* **PROBLEM TO WORK ON**
Your task is to count the lines of the records that contain "download". Answer with the number and nothing else.

** Opening RECORDS TO USE block **

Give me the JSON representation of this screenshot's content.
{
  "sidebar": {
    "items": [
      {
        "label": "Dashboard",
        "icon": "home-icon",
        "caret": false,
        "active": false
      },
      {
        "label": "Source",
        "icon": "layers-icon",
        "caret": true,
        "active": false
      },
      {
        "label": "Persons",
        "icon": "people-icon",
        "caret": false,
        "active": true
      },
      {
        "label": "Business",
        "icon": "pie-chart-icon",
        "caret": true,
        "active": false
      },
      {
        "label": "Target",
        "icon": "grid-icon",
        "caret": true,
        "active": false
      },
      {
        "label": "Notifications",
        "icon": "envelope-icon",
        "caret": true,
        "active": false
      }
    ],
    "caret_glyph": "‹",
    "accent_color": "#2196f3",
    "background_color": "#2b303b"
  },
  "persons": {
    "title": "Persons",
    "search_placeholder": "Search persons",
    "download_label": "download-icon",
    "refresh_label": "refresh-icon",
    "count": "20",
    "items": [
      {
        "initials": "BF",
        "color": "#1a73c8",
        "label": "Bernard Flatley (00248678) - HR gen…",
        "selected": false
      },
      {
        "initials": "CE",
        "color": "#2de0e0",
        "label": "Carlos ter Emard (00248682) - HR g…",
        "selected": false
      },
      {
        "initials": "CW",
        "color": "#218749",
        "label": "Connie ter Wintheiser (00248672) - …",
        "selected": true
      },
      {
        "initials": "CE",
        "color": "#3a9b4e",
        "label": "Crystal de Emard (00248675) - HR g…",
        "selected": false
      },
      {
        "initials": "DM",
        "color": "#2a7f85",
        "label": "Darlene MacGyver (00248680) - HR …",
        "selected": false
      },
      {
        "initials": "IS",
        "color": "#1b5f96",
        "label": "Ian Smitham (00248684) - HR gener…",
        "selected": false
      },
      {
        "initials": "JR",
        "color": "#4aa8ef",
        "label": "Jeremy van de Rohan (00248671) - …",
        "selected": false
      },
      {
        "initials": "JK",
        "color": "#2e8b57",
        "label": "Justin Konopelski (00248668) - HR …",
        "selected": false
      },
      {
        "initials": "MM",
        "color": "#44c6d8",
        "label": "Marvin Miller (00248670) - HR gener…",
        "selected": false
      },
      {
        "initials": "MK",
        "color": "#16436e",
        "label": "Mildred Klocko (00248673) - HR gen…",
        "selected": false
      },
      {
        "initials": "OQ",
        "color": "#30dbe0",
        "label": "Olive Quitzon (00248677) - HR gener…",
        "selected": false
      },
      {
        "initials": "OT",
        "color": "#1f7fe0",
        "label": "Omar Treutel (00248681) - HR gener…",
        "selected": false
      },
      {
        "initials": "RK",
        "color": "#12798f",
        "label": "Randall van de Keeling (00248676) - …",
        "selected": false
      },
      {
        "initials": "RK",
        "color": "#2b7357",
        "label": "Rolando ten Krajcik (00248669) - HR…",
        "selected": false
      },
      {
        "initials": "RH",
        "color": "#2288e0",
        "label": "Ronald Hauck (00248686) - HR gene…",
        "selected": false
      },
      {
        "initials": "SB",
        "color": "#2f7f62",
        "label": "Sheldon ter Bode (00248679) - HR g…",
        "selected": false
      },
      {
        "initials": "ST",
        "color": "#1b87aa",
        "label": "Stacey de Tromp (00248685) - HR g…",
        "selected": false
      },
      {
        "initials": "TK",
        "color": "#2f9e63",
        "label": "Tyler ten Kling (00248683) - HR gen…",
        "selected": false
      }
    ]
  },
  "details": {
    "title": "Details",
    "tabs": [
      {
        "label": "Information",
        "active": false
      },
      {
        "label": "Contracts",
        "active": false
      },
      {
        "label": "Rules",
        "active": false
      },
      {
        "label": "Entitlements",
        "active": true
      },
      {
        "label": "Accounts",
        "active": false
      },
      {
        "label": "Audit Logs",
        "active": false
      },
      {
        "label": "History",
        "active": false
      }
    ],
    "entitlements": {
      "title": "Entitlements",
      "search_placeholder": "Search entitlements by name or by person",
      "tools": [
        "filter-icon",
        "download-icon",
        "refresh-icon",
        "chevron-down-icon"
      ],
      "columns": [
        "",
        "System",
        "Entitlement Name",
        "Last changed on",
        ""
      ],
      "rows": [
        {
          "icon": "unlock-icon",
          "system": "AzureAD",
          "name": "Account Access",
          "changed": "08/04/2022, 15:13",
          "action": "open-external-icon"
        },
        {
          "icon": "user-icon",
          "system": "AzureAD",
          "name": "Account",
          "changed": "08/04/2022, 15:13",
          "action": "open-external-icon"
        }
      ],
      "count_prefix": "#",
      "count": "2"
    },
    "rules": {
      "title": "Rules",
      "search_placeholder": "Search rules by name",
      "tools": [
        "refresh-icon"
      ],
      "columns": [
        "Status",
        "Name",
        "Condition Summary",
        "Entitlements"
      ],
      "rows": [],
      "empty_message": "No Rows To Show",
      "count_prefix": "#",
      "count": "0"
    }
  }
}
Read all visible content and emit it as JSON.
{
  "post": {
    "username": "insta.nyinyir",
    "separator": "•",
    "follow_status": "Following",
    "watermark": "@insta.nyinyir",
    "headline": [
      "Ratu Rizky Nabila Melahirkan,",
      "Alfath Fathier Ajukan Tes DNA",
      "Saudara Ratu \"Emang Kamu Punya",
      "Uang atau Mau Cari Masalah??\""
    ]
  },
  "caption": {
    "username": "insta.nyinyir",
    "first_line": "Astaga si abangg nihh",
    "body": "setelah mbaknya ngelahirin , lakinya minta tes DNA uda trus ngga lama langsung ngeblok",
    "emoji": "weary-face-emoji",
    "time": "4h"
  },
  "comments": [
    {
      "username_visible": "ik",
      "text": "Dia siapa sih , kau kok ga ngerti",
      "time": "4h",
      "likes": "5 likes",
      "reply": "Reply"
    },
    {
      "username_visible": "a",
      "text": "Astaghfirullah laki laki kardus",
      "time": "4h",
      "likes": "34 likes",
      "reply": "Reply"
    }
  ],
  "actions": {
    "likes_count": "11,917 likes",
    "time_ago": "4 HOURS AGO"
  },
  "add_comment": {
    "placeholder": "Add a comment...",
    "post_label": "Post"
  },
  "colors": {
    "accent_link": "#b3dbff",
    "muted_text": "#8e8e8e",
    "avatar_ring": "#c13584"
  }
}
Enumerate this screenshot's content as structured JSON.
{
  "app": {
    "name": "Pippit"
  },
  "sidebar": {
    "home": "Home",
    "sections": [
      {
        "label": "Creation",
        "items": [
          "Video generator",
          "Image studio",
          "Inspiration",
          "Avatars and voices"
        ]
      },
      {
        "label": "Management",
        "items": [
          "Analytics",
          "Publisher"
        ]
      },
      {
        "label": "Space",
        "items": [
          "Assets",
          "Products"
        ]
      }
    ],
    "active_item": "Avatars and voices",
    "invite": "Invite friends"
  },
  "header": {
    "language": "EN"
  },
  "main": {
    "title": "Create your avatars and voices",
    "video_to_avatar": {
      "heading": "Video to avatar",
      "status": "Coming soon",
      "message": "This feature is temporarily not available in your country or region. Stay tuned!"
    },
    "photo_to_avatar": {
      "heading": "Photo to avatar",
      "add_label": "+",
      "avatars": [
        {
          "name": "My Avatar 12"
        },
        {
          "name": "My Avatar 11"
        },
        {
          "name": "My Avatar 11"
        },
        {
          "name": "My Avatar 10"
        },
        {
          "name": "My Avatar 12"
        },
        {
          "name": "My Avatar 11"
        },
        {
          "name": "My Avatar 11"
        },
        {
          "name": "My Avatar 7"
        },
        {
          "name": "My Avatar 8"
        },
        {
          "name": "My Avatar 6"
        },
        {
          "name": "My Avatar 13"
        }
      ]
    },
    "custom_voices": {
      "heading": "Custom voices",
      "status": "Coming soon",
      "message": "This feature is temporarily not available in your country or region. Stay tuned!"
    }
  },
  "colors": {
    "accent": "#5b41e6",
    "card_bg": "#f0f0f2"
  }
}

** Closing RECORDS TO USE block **

* **EXPECTED ANSWER**
2